NOTE: This low light test is conducted with a stationary subject, and the camera mounted on a sturdy tripod. Most digital cameras will fail miserably when faced with a moving subject in dim lighting. (For example, a child's ballet recital or a holiday pageant in a gymnasium.) For such applications, you may have better luck with a digital SLR camera, but even there, you'll likely need to set the focus manually. For information and reviews on digital SLRs, refer to our SLR review index page.
Coverage and Range
A slightly dim flash even at close range. Our standard shots required slightly higher than average exposure compensation.
|35mm equivalent||140mm equivalent|
Coverage. Flash coverage was uneven at wide angle, with strong falloff in the corners and at the edges of the frame. At full telephoto, coverage was more uniform, but dim. In the Indoor test, the PowerShot A580's flash underexposed our subject at its default setting, requiring a +1.3 EV exposure compensation adjustment to get good results. The camera's Slow-Sync flash mode produced slightly brighter results, but with a stronger orange cast from the room lighting.
ISO 100 Range. At wide angle, flash shots at ISO 100 remained fairly bright out to a distance of about 10 feet, decreasing in brightness from that point on. At full telephoto and ISO 100, the target was bright to about 7 feet, with decreasing intensity from there.
|Manufacturer-Specified Flash Range|
Auto ISO 250
Auto ISO 200
Manufacturer Specified Flash Test. In the wide angle shot above, the PowerShot A580 performs close to Canon's claims, producing slight overexposure at the rated distance with its ISO set to Auto (which selected ISO 250). At telephoto, the camera again boosted ISO to compensate, though not as much. Our standard test method for flash range uses a fixed setting of ISO 100, to provide a fair basis of comparison between cameras. We've now also begun shooting two shots using the manufacturer-specified camera settings, at the range the company claims for the camera, to assess the validity of the specific claims.
Good print quality, good color, sharp 11x14-inch prints. ISO 400 images are soft but usable at 8x10, ISO 800 shots are good at 5x7.
The Canon A580 had enough resolution to make good looking 11x14-inch prints, though with some minor chroma noise in the shadows, even at ISO 80. ISO 200 shots start to soften a bit at 11x14, but with more chroma noise. Color noise disappears at ISO 400, but quality drops, making 11x14-inch prints a little too soft; it's better at 8x10. ISO 800 shots are soft at 8x10, better at 5x7, though color has started to fade. ISO 1,600 shots are barely acceptable at 4x6 inches, so this setting is best avoided.
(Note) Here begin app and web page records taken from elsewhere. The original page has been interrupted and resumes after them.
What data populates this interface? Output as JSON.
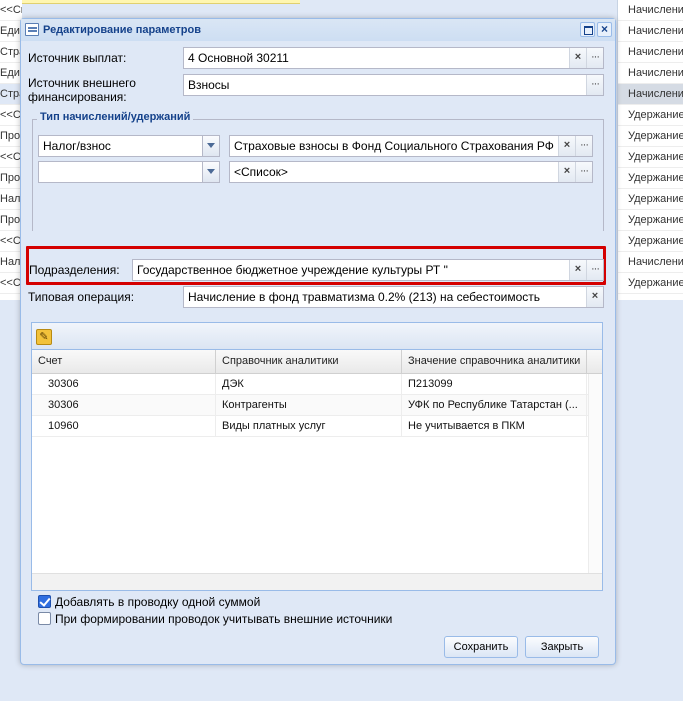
{
  "background": {
    "left_rows": [
      "<<Список>>",
      "Един",
      "Стра",
      "Един",
      "Стра",
      "<<С",
      "Про",
      "<<С",
      "Про",
      "Нал",
      "Про",
      "<<С",
      "Нал",
      "<<С"
    ],
    "right_rows": [
      "Начисление",
      "Начисление",
      "Начисление",
      "Начисление",
      "Начисление",
      "Удержание",
      "Удержание",
      "Удержание",
      "Удержание",
      "Удержание",
      "Удержание",
      "Удержание",
      "Начисление",
      "Удержание"
    ]
  },
  "window": {
    "title": "Редактирование параметров",
    "close_glyph": "×"
  },
  "form": {
    "payment_source": {
      "label": "Источник выплат:",
      "value": "4 Основной 30211"
    },
    "external_financing": {
      "label": "Источник внешнего финансирования:",
      "value": "Взносы"
    },
    "accrual_type_legend": "Тип начислений/удержаний",
    "tax_select_value": "Налог/взнос",
    "tax_value": "Страховые взносы в Фонд Социального Страхования РФ в",
    "second_select_value": "",
    "list_value": "<Список>",
    "subdivisions": {
      "label": "Подразделения:",
      "value": "Государственное бюджетное учреждение культуры РТ \""
    },
    "typical_operation": {
      "label": "Типовая операция:",
      "value": "Начисление в фонд травматизма 0.2% (213) на себестоимость"
    },
    "clear_glyph": "×",
    "dots_glyph": "···"
  },
  "grid": {
    "edit_glyph": "✎",
    "columns": [
      "Счет",
      "Справочник аналитики",
      "Значение справочника аналитики"
    ],
    "rows": [
      [
        "30306",
        "ДЭК",
        "П213099"
      ],
      [
        "30306",
        "Контрагенты",
        "УФК по Республике Татарстан (..."
      ],
      [
        "10960",
        "Виды платных услуг",
        "Не учитывается в ПКМ"
      ]
    ]
  },
  "options": {
    "single_sum": {
      "label": "Добавлять в проводку одной суммой",
      "checked": true
    },
    "external_sources": {
      "label": "При формировании проводок учитывать внешние источники",
      "checked": false
    }
  },
  "buttons": {
    "save": "Сохранить",
    "close": "Закрыть"
  }
}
Testing hundreds of digital cameras, we've found that you can only tell just so much about a camera's image quality by viewing its images on-screen. Ultimately, there's no substitute for printing a lot of images and examining them closely. For this reason, we now routinely print sample images from the cameras we test on our Canon i9900 studio printer, and on the Canon iP5200 here in the office. (See the Canon i9900 review for details on that model.)